Excerpts from a dataset:
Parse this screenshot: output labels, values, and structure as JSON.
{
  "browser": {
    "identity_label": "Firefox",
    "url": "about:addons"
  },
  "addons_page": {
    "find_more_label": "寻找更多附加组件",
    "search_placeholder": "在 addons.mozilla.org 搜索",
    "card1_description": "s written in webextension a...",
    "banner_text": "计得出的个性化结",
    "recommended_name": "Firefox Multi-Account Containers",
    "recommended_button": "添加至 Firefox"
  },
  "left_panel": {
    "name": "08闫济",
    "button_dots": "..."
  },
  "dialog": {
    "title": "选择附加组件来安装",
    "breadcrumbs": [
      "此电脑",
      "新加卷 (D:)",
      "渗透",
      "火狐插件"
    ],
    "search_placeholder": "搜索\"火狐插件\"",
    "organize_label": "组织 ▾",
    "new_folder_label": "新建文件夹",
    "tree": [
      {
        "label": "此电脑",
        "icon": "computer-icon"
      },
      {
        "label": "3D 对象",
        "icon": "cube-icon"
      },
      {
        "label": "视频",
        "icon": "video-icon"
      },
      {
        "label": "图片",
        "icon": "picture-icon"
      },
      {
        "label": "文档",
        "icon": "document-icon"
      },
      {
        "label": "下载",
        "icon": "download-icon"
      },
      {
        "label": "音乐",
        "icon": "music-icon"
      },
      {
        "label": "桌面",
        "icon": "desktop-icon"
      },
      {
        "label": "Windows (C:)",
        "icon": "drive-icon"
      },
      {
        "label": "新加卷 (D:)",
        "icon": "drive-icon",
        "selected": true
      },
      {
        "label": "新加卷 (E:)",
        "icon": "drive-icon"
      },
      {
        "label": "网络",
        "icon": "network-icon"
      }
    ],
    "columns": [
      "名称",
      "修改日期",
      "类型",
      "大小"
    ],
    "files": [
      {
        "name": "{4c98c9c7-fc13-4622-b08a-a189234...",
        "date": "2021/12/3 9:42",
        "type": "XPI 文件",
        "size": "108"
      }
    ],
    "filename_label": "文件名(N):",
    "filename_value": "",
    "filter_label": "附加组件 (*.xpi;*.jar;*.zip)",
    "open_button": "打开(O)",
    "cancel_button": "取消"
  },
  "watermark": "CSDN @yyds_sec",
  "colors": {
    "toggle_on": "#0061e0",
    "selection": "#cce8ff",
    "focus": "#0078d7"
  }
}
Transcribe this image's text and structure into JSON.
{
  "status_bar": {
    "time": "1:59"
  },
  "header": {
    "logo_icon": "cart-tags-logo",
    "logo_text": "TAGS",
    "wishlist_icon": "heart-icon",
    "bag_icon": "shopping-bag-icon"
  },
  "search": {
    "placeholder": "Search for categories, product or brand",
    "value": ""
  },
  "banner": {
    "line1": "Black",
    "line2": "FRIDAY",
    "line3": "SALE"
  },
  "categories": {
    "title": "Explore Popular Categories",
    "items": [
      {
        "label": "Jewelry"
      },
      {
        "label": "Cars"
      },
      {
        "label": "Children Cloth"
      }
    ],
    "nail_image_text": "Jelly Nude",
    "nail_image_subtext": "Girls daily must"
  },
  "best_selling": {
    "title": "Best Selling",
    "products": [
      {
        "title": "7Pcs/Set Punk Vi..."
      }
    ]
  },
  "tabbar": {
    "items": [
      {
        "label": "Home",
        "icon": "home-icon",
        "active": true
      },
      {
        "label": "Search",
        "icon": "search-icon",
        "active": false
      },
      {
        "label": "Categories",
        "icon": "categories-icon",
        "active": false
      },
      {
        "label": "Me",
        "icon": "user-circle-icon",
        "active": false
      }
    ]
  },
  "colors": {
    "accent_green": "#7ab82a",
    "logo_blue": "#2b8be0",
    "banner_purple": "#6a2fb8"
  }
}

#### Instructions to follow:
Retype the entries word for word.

#### Solution:
Parse this screenshot: output labels, values, and structure as JSON.
{
  "browser": {
    "identity_label": "Firefox",
    "url": "about:addons"
  },
  "addons_page": {
    "find_more_label": "寻找更多附加组件",
    "search_placeholder": "在 addons.mozilla.org 搜索",
    "card1_description": "s written in webextension a...",
    "banner_text": "计得出的个性化结",
    "recommended_name": "Firefox Multi-Account Containers",
    "recommended_button": "添加至 Firefox"
  },
  "left_panel": {
    "name": "08闫济",
    "button_dots": "..."
  },
  "dialog": {
    "title": "选择附加组件来安装",
    "breadcrumbs": [
      "此电脑",
      "新加卷 (D:)",
      "渗透",
      "火狐插件"
    ],
    "search_placeholder": "搜索\"火狐插件\"",
    "organize_label": "组织 ▾",
    "new_folder_label": "新建文件夹",
    "tree": [
      {
        "label": "此电脑",
        "icon": "computer-icon"
      },
      {
        "label": "3D 对象",
        "icon": "cube-icon"
      },
      {
        "label": "视频",
        "icon": "video-icon"
      },
      {
        "label": "图片",
        "icon": "picture-icon"
      },
      {
        "label": "文档",
        "icon": "document-icon"
      },
      {
        "label": "下载",
        "icon": "download-icon"
      },
      {
        "label": "音乐",
        "icon": "music-icon"
      },
      {
        "label": "桌面",
        "icon": "desktop-icon"
      },
      {
        "label": "Windows (C:)",
        "icon": "drive-icon"
      },
      {
        "label": "新加卷 (D:)",
        "icon": "drive-icon",
        "selected": true
      },
      {
        "label": "新加卷 (E:)",
        "icon": "drive-icon"
      },
      {
        "label": "网络",
        "icon": "network-icon"
      }
    ],
    "columns": [
      "名称",
      "修改日期",
      "类型",
      "大小"
    ],
    "files": [
      {
        "name": "{4c98c9c7-fc13-4622-b08a-a189234...",
        "date": "2021/12/3 9:42",
        "type": "XPI 文件",
        "size": "108"
      }
    ],
    "filename_label": "文件名(N):",
    "filename_value": "",
    "filter_label": "附加组件 (*.xpi;*.jar;*.zip)",
    "open_button": "打开(O)",
    "cancel_button": "取消"
  },
  "watermark": "CSDN @yyds_sec",
  "colors": {
    "toggle_on": "#0061e0",
    "selection": "#cce8ff",
    "focus": "#0078d7"
  }
}
Transcribe this image's text and structure into JSON.
{
  "status_bar": {
    "time": "1:59"
  },
  "header": {
    "logo_icon": "cart-tags-logo",
    "logo_text": "TAGS",
    "wishlist_icon": "heart-icon",
    "bag_icon": "shopping-bag-icon"
  },
  "search": {
    "placeholder": "Search for categories, product or brand",
    "value": ""
  },
  "banner": {
    "line1": "Black",
    "line2": "FRIDAY",
    "line3": "SALE"
  },
  "categories": {
    "title": "Explore Popular Categories",
    "items": [
      {
        "label": "Jewelry"
      },
      {
        "label": "Cars"
      },
      {
        "label": "Children Cloth"
      }
    ],
    "nail_image_text": "Jelly Nude",
    "nail_image_subtext": "Girls daily must"
  },
  "best_selling": {
    "title": "Best Selling",
    "products": [
      {
        "title": "7Pcs/Set Punk Vi..."
      }
    ]
  },
  "tabbar": {
    "items": [
      {
        "label": "Home",
        "icon": "home-icon",
        "active": true
      },
      {
        "label": "Search",
        "icon": "search-icon",
        "active": false
      },
      {
        "label": "Categories",
        "icon": "categories-icon",
        "active": false
      },
      {
        "label": "Me",
        "icon": "user-circle-icon",
        "active": false
      }
    ]
  },
  "colors": {
    "accent_green": "#7ab82a",
    "logo_blue": "#2b8be0",
    "banner_purple": "#6a2fb8"
  }
}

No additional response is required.